• _EXERCISE MATERIAL_:
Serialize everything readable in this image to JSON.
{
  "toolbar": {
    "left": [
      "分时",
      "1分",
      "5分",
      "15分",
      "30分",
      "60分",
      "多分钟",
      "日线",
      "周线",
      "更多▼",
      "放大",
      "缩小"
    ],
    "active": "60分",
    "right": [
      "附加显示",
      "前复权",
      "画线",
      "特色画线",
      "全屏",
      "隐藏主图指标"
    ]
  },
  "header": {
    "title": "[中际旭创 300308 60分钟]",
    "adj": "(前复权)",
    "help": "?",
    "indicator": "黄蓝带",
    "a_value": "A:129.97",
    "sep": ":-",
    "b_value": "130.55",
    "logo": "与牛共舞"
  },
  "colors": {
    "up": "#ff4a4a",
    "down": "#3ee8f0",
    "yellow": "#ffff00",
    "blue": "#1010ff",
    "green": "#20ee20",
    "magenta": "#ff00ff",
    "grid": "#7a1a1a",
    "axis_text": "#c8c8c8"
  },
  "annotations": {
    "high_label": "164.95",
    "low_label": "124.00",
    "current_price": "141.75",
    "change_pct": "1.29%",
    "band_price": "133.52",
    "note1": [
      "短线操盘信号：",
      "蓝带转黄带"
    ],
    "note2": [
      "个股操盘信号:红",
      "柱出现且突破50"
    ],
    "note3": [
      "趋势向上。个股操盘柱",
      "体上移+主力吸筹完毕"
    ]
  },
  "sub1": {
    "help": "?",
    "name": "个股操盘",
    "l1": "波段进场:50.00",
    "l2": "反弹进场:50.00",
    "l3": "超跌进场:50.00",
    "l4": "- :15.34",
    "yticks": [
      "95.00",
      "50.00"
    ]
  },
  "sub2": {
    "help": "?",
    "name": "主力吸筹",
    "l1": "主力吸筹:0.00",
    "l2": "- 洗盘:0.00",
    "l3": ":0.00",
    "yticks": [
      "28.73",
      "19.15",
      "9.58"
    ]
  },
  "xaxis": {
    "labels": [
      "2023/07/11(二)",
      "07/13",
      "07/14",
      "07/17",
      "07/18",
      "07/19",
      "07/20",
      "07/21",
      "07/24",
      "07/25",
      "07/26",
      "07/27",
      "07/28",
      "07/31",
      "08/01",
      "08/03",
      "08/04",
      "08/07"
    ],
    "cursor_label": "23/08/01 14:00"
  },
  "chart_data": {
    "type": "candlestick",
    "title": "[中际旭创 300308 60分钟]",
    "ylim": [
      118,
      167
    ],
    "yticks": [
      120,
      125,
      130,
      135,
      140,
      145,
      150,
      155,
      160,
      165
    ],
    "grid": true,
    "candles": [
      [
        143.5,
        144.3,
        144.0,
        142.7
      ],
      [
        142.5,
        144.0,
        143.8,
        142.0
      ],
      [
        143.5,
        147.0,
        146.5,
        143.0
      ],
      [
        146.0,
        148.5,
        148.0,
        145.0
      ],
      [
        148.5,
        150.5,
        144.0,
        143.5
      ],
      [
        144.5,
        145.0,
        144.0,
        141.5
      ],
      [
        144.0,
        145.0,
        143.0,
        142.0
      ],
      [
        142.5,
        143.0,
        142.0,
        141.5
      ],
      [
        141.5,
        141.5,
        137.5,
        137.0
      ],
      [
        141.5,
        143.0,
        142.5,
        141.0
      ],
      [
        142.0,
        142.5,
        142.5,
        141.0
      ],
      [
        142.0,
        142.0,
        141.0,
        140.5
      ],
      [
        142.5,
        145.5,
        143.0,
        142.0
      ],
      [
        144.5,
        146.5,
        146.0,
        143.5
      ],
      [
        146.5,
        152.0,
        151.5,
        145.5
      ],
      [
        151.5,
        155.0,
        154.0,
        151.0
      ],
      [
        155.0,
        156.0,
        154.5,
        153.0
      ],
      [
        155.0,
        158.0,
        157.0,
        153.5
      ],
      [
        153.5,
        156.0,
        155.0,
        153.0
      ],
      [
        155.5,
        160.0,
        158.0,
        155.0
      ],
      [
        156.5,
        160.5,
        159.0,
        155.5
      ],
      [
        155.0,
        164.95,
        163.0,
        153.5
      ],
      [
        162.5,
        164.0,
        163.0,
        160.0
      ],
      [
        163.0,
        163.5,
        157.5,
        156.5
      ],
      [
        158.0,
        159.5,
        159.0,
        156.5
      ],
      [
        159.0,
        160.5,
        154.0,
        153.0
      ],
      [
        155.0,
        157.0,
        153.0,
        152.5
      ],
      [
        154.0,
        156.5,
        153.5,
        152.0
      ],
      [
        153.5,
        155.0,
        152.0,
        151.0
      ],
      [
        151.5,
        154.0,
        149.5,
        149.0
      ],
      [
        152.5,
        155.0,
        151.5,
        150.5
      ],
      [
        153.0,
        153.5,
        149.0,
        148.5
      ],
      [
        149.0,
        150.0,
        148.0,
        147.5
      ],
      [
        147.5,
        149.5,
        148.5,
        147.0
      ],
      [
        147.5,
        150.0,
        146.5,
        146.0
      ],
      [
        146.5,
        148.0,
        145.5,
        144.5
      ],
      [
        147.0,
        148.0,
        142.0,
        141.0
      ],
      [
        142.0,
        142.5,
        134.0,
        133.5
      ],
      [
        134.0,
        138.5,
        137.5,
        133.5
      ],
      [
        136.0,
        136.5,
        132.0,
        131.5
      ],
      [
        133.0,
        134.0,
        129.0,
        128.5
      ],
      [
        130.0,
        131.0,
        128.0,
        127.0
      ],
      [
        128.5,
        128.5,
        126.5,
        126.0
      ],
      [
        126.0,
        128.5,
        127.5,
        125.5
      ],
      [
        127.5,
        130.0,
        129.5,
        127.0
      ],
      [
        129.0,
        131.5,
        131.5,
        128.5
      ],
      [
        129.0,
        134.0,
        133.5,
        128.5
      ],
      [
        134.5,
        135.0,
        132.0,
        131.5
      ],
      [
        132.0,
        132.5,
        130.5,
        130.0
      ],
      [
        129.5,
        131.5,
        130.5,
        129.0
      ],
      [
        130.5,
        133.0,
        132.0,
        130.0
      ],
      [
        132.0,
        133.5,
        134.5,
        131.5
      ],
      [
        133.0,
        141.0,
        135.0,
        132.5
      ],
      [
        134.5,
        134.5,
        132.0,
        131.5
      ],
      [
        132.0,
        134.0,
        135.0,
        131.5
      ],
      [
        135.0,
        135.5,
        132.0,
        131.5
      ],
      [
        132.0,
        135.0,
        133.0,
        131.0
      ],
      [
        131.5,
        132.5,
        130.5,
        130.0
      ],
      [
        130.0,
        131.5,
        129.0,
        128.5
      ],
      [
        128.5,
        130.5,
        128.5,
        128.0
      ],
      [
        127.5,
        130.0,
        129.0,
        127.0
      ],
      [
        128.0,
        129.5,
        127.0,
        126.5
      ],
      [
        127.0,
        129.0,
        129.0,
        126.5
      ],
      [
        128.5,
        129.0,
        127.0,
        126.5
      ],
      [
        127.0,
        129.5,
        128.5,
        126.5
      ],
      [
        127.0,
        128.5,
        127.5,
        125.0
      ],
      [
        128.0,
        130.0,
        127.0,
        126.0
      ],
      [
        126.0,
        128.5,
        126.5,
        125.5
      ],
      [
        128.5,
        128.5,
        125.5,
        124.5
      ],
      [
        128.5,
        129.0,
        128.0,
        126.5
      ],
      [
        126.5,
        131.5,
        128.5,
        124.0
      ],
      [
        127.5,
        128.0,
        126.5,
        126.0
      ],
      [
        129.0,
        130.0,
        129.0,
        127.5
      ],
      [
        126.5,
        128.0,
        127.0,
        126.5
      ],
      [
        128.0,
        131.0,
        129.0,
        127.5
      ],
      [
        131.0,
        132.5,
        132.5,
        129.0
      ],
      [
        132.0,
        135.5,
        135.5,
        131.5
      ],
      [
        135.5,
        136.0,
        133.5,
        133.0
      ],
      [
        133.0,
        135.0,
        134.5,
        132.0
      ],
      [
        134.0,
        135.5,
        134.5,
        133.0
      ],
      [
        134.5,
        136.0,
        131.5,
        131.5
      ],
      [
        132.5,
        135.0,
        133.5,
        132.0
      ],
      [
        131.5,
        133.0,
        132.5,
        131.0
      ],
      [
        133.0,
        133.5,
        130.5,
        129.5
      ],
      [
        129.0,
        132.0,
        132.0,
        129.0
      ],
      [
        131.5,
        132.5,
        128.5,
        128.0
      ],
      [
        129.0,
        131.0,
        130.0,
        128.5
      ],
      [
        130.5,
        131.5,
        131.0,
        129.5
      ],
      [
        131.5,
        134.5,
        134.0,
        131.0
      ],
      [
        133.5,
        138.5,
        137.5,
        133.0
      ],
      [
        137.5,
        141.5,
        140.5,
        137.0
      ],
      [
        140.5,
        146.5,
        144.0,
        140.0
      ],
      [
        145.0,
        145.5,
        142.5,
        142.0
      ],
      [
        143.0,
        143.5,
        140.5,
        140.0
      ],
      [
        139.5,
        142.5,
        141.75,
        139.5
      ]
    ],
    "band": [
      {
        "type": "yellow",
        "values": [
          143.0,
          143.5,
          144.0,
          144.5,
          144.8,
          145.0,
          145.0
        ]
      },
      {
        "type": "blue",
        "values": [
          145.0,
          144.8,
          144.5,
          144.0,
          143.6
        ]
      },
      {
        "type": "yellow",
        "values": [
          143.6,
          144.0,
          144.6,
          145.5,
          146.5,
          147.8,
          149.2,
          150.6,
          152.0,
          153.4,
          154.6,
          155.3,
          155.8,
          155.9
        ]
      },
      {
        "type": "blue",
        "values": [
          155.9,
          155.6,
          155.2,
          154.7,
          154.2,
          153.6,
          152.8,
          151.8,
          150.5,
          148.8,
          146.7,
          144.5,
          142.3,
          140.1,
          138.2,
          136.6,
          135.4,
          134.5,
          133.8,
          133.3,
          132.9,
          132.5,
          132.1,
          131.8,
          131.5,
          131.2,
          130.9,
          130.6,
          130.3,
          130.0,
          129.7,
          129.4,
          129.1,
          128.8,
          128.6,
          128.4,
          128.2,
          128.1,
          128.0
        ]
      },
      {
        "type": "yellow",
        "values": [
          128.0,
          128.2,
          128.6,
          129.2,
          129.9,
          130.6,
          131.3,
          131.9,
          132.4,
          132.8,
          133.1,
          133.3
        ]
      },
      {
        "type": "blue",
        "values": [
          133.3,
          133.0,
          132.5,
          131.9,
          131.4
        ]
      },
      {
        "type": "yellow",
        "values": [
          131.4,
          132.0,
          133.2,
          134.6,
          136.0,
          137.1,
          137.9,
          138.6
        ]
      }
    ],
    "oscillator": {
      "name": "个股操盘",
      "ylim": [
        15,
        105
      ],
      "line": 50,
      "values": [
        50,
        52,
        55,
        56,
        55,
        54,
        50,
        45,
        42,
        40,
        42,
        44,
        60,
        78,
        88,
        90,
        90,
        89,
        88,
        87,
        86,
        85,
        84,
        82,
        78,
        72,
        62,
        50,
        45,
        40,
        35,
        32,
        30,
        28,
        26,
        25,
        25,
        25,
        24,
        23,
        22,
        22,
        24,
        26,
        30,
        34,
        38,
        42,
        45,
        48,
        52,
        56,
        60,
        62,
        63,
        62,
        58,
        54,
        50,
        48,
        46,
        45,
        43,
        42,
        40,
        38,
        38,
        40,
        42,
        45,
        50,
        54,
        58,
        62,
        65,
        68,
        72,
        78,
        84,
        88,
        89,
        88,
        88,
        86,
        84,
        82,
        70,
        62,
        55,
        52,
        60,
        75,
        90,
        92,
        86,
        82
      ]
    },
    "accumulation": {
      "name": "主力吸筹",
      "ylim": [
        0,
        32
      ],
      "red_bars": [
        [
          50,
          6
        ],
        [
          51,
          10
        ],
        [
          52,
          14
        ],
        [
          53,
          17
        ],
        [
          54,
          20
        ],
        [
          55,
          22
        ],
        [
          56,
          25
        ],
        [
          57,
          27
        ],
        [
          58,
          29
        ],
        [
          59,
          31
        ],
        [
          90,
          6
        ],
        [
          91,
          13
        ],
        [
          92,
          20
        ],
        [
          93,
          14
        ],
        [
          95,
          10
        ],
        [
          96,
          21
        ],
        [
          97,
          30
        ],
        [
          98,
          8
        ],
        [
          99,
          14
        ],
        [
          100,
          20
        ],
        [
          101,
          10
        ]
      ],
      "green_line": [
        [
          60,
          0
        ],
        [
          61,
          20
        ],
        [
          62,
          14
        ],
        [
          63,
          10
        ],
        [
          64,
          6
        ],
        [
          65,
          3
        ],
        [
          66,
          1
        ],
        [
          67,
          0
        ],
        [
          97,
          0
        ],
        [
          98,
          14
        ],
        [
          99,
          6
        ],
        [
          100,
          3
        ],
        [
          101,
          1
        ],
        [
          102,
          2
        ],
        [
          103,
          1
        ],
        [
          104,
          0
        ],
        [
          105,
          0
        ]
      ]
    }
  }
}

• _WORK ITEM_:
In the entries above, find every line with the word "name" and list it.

• _THE ANSWER_:
    "name": "个股操盘",
    "name": "主力吸筹",
      "name": "个股操盘",
      "name": "主力吸筹",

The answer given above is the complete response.